“We carried out surveys before and after the migration to New Relic. All mobile engineers said they felt more confident in our monitoring capabilities and features being in production,” says Michael.

Skyscanner now has full coverage and adoption of New Relic across all mobile squads.

Applying SLO and SLI principles to mobile

Now that Skyscanner doesn’t have to dedicate engineering resources to maintain the monitoring stack and tool upkeep, it’s freed up time to apply site reliability engineering (SRE) principles of service level objectives (SLO) and service level indicator (SLI) reporting for mobile, which is groundbreaking for the industry. “We’re one of the first companies doing this. A lot of people are interested in our approach,” says Michael. 

Monitoring SLOs used to be a manual process. Skyscanner had an internal service-level management solution that allowed anyone to define SLOs and get alerted based on certain HTTP and gRPC metrics. These metrics came from backend services and helped monitor the health of API usage but didn’t focus on the traveler success metrics or user experience. To make matters more difficult, this set of pipelines was maintained by custom code that wasn’t integrated into different parts of the system, so it was hard to identify why an SLO was broken.

New Relic allows Skyscanner to create an SLO from any metric, event, or telemetry data, beyond simple HTTP or gRPC services to create a standardized SLO definition, regardless of whether it comes from the frontend or backend.

Service definitions can be integrated with Terraform to handle everything as code. Once SLO targets are defined as code, teams care. “Now, when SLOs are broken, product managers care about the user experience, and react, it helps them balance product health and feature delivery,” says Daniel. By presenting SLOs in a unified way, engineers see the breach, which instantly links back to events. “It's a standard format that makes it very easy for engineers to investigate, and see, where this is happening,” says Michael. 

Previously, engineers could only choose 10 or 11 thresholds for response time SLOs with the internal solution. With New Relic, using NRQL, Skyscanner set up SLOs for latency that allows thresholds of any value. “It’s super flexible and something we’ve always wanted to implement, but we had technical challenges before,” says Daniel. 

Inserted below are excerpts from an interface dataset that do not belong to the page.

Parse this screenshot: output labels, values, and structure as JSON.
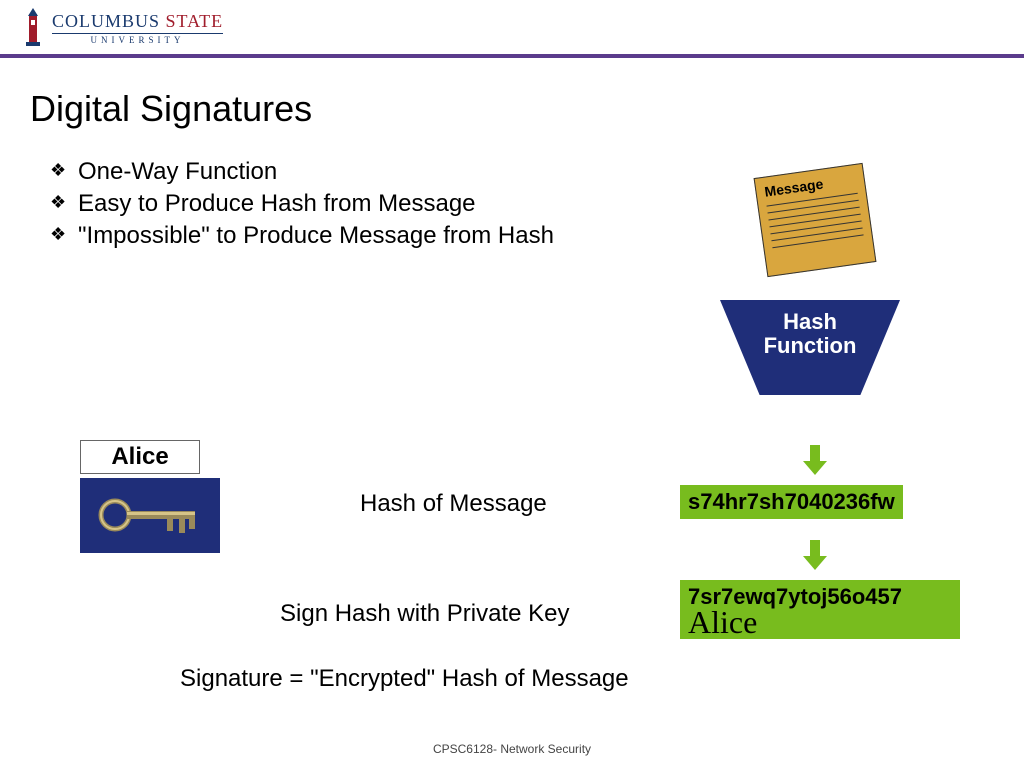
{
  "university": {
    "name_part1": "COLUMBUS",
    "name_part2": "STATE",
    "subline": "UNIVERSITY"
  },
  "slide": {
    "title": "Digital Signatures",
    "bullets": [
      "One-Way Function",
      "Easy to Produce Hash from Message",
      "\"Impossible\" to Produce Message from Hash"
    ]
  },
  "diagram": {
    "message_label": "Message",
    "hash_function_label": "Hash Function",
    "alice_label": "Alice",
    "hash_of_message_label": "Hash of Message",
    "sign_label": "Sign Hash with Private Key",
    "signature_label": "Signature = \"Encrypted\" Hash of Message",
    "hash_value": "s74hr7sh7040236fw",
    "signed_value": "7sr7ewq7ytoj56o457",
    "signature_name": "Alice"
  },
  "footer": "CPSC6128- Network Security",
  "colors": {
    "accent_purple": "#5b3b8c",
    "navy": "#1f2e79",
    "green": "#78bc1e",
    "note": "#d9a63e"
  }
}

My teams aren’t disconnected or buried in the complexity of our services, alerts, logs, or data. Our integration platform gives one clear view, so issues can be identified and fixed before it impacts our customers. That’s what truly matters.

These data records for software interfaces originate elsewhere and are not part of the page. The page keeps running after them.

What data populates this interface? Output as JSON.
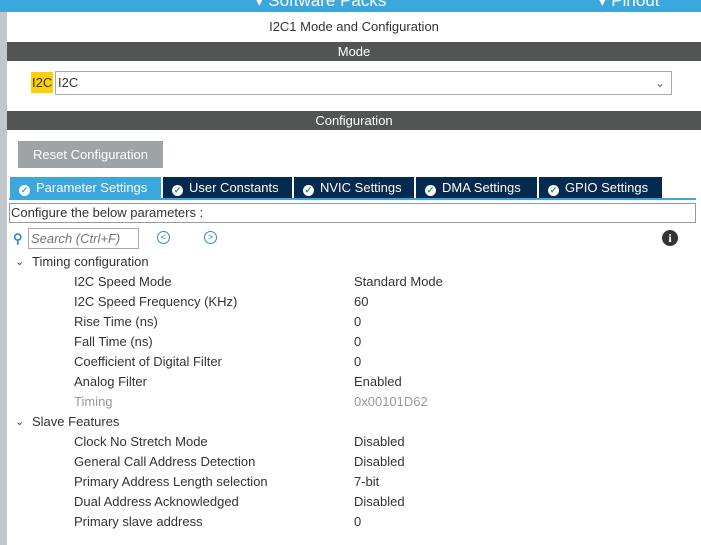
{
  "topbar": {
    "software_packs": "Software Packs",
    "pinout": "Pinout"
  },
  "title": "I2C1 Mode and Configuration",
  "mode": {
    "header": "Mode",
    "label": "I2C",
    "value": "I2C"
  },
  "configuration": {
    "header": "Configuration",
    "reset_label": "Reset Configuration"
  },
  "tabs": [
    {
      "label": "Parameter Settings",
      "active": true
    },
    {
      "label": "User Constants"
    },
    {
      "label": "NVIC Settings"
    },
    {
      "label": "DMA Settings"
    },
    {
      "label": "GPIO Settings"
    }
  ],
  "configure_text": "Configure the below parameters :",
  "search": {
    "placeholder": "Search (Ctrl+F)"
  },
  "groups": [
    {
      "label": "Timing configuration",
      "items": [
        {
          "name": "I2C Speed Mode",
          "value": "Standard Mode"
        },
        {
          "name": "I2C Speed Frequency (KHz)",
          "value": "60"
        },
        {
          "name": "Rise Time (ns)",
          "value": "0"
        },
        {
          "name": "Fall Time (ns)",
          "value": "0"
        },
        {
          "name": "Coefficient of Digital Filter",
          "value": "0"
        },
        {
          "name": "Analog Filter",
          "value": "Enabled"
        },
        {
          "name": "Timing",
          "value": "0x00101D62",
          "disabled": true
        }
      ]
    },
    {
      "label": "Slave Features",
      "items": [
        {
          "name": "Clock No Stretch Mode",
          "value": "Disabled"
        },
        {
          "name": "General Call Address Detection",
          "value": "Disabled"
        },
        {
          "name": "Primary Address Length selection",
          "value": "7-bit"
        },
        {
          "name": "Dual Address Acknowledged",
          "value": "Disabled"
        },
        {
          "name": "Primary slave address",
          "value": "0"
        }
      ]
    }
  ],
  "colors": {
    "accent": "#3ba7dc",
    "tab_dark": "#052a4f",
    "header_bar": "#535554",
    "highlight": "#ffd000"
  }
}
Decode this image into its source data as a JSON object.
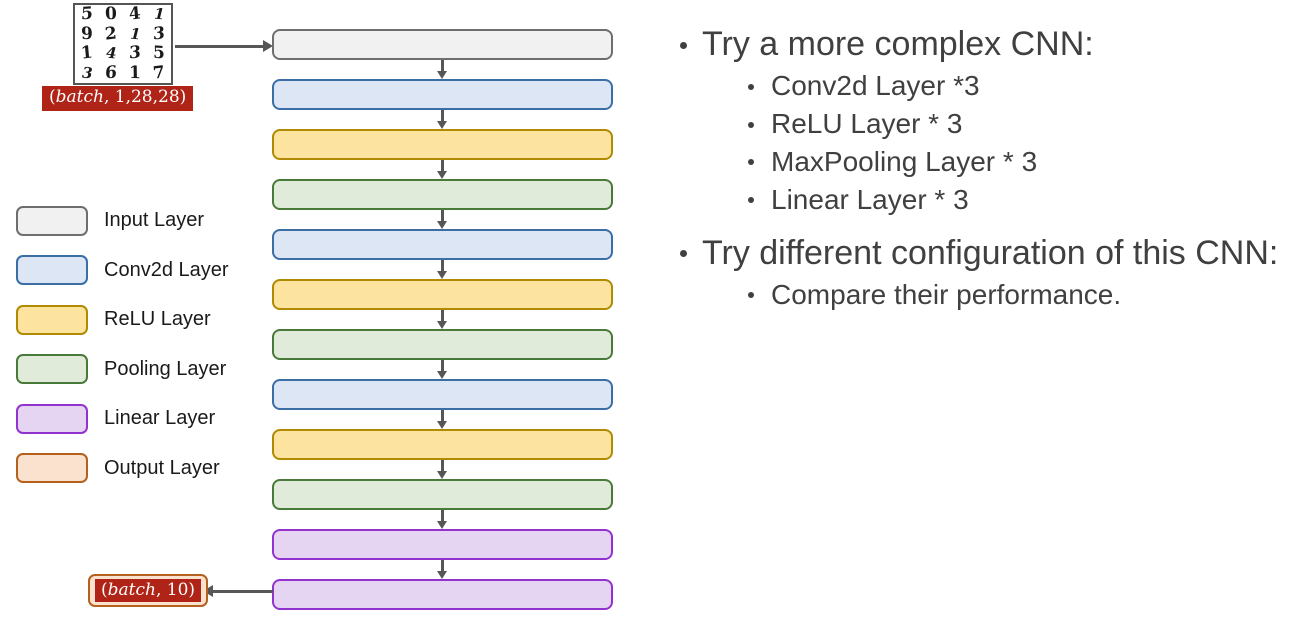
{
  "slide": {
    "title_hidden": "",
    "background": "#ffffff",
    "text_color": "#404040"
  },
  "mnist_sample": {
    "name": "mnist-digit-grid",
    "rows": [
      [
        "5",
        "0",
        "4",
        "1"
      ],
      [
        "9",
        "2",
        "1",
        "3"
      ],
      [
        "1",
        "4",
        "3",
        "5"
      ],
      [
        "3",
        "6",
        "1",
        "7"
      ]
    ]
  },
  "labels": {
    "input_shape_italic": "batch",
    "input_shape_rest": ", 1,28,28)",
    "input_shape_open": "(",
    "input_shape_full": "(batch, 1,28,28)",
    "output_shape_italic": "batch",
    "output_shape_rest": ", 10)",
    "output_shape_open": "(",
    "output_shape_full": "(batch, 10)",
    "label_bg": "#b02418",
    "output_box_bg": "#fbe2cf",
    "output_box_border": "#b4601f"
  },
  "legend": {
    "items": [
      {
        "label": "Input Layer",
        "fill": "#f1f1f1",
        "border": "#6e6e6e"
      },
      {
        "label": "Conv2d Layer",
        "fill": "#dce6f4",
        "border": "#3a6ea5"
      },
      {
        "label": "ReLU Layer",
        "fill": "#fce3a0",
        "border": "#b08a00"
      },
      {
        "label": "Pooling Layer",
        "fill": "#e0ecd9",
        "border": "#4a7a3a"
      },
      {
        "label": "Linear Layer",
        "fill": "#e5d5f2",
        "border": "#9333cf"
      },
      {
        "label": "Output Layer",
        "fill": "#fbe2cf",
        "border": "#b4601f"
      }
    ]
  },
  "flow": {
    "arrow_color": "#565656",
    "boxes": [
      {
        "type": "Input Layer",
        "fill": "#f1f1f1",
        "border": "#6e6e6e"
      },
      {
        "type": "Conv2d Layer",
        "fill": "#dce6f4",
        "border": "#3a6ea5"
      },
      {
        "type": "ReLU Layer",
        "fill": "#fce3a0",
        "border": "#b08a00"
      },
      {
        "type": "Pooling Layer",
        "fill": "#e0ecd9",
        "border": "#4a7a3a"
      },
      {
        "type": "Conv2d Layer",
        "fill": "#dce6f4",
        "border": "#3a6ea5"
      },
      {
        "type": "ReLU Layer",
        "fill": "#fce3a0",
        "border": "#b08a00"
      },
      {
        "type": "Pooling Layer",
        "fill": "#e0ecd9",
        "border": "#4a7a3a"
      },
      {
        "type": "Conv2d Layer",
        "fill": "#dce6f4",
        "border": "#3a6ea5"
      },
      {
        "type": "ReLU Layer",
        "fill": "#fce3a0",
        "border": "#b08a00"
      },
      {
        "type": "Pooling Layer",
        "fill": "#e0ecd9",
        "border": "#4a7a3a"
      },
      {
        "type": "Linear Layer",
        "fill": "#e5d5f2",
        "border": "#9333cf"
      },
      {
        "type": "Linear Layer",
        "fill": "#e5d5f2",
        "border": "#9333cf"
      }
    ]
  },
  "bullets": {
    "group1": {
      "heading": "Try a more complex CNN:",
      "items": [
        "Conv2d Layer *3",
        "ReLU Layer * 3",
        "MaxPooling Layer * 3",
        "Linear Layer * 3"
      ]
    },
    "group2": {
      "heading": "Try different configuration of this CNN:",
      "items": [
        "Compare their performance."
      ]
    }
  }
}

Daniel Gomez Blanco
Principal Software Engineer, Skyscanner author of “Practical OpenTelemetry: Adopting Open Observability Standards Across your Organization”

From reactive to proactive 

“The moment that you put data in front of teams they become proactive,” says Daniel.

Skyscanner squads use New Relic to visualize what’s happening, what services are doing, and how features are performing in a distributed environment. With New Relic, Skyscanner can define how to track performance and availability metrics, in addition to metrics that are interesting for the business, like the time it takes the user to see the first and last search result. 

With all of this data available, Skyscanner has prevented a lot of near misses. “It’s made us proactive, instead of reactive,” says Michael. “Previously, we’d find out after something had happened and fix it.” By moving beyond simple monitoring, beyond app crashes, Skyscanner can see key user journey moments and see into the customer experience.

“What we’ve seen from incident calls and postmortems is that teams that make use of New Relic, and the correlation between services via distributed tracing, are able to find the root cause of a regression faster. Sometimes the most experienced engineer loses out to the new engineer that knows how to use New Relic—in terms of MTTR,” says Daniel.

New Relic offers no vendor lock-in and combines all telemetry data—metrics, events, logs, traces— in one place, with the ability to partner with other organizations via infrastructure and AWS integrations, including Amazon CloudFront and Kinesis Data Firehose. By instrumenting New Relic, Skyscanner standardized tools and data which resulted in cost savings, both in engineering hours and tool provisioning.